┌─ Exercise materials

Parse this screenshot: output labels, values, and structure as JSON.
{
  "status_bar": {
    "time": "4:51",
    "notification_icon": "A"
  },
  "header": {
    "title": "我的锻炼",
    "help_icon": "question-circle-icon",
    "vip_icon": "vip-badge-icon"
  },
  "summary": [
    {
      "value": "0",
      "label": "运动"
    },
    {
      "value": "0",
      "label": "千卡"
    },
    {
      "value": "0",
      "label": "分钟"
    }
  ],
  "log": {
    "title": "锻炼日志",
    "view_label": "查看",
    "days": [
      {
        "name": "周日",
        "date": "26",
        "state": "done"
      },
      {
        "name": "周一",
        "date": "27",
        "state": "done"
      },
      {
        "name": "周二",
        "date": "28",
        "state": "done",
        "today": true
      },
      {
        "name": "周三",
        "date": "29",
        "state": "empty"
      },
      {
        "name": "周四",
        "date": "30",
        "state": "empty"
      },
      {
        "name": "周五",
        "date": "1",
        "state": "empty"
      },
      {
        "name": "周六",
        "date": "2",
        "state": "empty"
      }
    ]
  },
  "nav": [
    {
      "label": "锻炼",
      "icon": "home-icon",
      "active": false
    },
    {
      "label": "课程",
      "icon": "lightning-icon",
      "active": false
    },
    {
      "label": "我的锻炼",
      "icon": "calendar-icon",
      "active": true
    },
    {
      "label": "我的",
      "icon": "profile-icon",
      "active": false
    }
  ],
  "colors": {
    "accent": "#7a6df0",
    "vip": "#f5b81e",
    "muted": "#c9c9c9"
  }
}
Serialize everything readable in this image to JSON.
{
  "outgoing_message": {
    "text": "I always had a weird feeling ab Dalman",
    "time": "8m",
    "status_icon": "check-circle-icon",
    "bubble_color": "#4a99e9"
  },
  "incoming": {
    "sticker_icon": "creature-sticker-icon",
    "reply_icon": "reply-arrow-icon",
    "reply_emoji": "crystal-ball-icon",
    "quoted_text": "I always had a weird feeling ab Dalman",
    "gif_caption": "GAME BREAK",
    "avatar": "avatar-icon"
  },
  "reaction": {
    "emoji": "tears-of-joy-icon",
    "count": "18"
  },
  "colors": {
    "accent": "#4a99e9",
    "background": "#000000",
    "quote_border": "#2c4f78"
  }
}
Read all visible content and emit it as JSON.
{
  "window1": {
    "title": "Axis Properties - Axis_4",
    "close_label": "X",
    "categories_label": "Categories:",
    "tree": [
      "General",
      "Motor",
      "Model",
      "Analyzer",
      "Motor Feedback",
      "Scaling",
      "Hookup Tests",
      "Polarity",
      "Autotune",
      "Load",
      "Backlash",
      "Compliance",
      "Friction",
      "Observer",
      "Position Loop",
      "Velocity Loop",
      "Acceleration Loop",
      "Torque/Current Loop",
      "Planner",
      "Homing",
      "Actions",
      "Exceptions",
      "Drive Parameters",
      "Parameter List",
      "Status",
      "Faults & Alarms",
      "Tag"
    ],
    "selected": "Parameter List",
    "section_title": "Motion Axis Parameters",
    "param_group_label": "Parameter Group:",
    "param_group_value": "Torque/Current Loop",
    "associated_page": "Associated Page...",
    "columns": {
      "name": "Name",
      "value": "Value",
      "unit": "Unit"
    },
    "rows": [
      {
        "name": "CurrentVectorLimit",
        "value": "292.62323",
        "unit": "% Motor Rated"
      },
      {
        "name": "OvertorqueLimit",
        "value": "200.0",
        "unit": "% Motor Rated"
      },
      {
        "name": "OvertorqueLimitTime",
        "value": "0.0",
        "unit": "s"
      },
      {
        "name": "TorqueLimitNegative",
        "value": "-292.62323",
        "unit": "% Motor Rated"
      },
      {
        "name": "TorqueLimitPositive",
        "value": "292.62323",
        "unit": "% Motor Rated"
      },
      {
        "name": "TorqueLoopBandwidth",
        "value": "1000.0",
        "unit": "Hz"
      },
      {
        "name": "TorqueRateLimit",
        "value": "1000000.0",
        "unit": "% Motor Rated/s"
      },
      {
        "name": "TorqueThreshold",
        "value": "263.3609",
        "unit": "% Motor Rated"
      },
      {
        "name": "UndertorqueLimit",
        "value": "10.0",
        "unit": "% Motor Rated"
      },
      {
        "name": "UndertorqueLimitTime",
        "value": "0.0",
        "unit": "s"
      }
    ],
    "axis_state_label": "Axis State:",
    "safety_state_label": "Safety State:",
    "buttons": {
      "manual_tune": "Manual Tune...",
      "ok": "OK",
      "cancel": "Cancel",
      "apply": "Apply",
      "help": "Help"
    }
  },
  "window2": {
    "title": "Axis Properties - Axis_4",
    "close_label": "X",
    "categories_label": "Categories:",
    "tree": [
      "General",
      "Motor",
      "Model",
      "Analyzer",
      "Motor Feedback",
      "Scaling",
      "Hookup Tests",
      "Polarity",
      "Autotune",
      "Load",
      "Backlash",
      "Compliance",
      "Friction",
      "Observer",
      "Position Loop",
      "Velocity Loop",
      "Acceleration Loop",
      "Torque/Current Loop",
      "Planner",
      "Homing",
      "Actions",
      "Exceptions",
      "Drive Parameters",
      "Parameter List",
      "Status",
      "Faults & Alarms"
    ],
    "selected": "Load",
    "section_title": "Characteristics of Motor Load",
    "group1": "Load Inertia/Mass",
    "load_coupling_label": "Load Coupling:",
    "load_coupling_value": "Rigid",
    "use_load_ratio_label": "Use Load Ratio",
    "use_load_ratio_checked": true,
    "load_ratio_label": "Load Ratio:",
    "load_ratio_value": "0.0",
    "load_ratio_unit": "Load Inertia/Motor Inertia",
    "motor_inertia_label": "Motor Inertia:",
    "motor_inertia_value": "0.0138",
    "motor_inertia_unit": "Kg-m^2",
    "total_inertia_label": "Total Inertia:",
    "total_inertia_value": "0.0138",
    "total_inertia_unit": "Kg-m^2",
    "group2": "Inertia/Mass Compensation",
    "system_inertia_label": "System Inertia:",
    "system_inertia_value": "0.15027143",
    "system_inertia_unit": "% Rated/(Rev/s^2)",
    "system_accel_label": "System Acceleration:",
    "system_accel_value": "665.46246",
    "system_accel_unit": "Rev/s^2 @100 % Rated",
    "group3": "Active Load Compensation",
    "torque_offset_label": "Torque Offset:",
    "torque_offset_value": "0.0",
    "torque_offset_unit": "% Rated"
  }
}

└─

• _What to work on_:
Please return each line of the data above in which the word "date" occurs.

• _Written response_:
        "date": "26",
        "date": "27",
        "date": "28",
        "date": "29",
        "date": "30",
        "date": "1",
        "date": "2",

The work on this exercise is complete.